### YOUR ASSIGNMENT
State how many lines in the records below contain the word "Josh". Nothing else is needed.

+++++

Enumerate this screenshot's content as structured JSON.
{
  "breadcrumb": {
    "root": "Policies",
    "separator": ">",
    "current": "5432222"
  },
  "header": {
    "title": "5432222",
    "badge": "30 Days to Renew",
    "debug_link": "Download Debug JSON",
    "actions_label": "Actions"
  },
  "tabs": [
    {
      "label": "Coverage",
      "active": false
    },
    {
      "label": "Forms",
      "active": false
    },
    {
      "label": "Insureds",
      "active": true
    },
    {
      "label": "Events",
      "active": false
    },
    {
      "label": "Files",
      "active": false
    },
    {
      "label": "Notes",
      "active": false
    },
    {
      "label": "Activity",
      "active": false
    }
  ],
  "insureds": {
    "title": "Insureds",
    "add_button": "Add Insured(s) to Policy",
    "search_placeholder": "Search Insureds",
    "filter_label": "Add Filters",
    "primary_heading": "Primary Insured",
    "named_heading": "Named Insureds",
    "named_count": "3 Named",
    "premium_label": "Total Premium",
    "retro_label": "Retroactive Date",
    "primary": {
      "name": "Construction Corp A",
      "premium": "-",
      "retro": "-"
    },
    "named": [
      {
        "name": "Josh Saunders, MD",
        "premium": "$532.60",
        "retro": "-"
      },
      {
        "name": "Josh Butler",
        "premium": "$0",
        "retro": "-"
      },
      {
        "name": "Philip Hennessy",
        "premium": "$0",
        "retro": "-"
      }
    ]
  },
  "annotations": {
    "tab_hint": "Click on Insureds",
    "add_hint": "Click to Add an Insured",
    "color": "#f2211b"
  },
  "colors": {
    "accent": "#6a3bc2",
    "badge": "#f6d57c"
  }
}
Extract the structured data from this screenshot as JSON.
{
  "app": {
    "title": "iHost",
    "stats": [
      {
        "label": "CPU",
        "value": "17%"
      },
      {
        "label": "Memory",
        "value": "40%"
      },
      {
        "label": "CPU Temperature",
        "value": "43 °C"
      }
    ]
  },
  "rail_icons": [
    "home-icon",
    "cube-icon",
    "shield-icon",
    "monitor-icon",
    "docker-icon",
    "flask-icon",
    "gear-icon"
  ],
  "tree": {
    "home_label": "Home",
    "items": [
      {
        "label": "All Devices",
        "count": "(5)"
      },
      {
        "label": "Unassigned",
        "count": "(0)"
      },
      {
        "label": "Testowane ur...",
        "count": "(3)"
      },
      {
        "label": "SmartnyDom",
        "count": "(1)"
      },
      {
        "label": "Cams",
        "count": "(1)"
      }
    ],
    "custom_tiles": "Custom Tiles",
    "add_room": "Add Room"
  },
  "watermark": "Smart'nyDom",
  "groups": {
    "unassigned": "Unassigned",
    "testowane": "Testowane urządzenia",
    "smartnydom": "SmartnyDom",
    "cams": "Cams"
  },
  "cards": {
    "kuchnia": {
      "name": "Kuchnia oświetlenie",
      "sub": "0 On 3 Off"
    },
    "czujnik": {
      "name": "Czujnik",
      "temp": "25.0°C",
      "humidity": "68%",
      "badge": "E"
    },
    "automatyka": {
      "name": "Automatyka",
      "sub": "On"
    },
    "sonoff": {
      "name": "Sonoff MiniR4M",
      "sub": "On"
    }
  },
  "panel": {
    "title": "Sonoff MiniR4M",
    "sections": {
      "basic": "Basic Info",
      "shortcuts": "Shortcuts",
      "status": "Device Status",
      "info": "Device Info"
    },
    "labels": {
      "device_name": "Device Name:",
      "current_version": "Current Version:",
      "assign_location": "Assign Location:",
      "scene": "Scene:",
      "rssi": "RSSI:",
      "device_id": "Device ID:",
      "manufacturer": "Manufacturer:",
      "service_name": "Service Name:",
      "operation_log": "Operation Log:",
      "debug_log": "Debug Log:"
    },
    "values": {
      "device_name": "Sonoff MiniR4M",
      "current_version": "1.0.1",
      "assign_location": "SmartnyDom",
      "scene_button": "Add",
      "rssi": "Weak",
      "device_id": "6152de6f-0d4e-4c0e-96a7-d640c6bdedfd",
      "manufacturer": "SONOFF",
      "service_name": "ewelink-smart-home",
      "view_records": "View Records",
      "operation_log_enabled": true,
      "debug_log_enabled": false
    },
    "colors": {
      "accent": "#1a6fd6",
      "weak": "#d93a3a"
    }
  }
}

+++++

### EXPECTED OUTPUT
2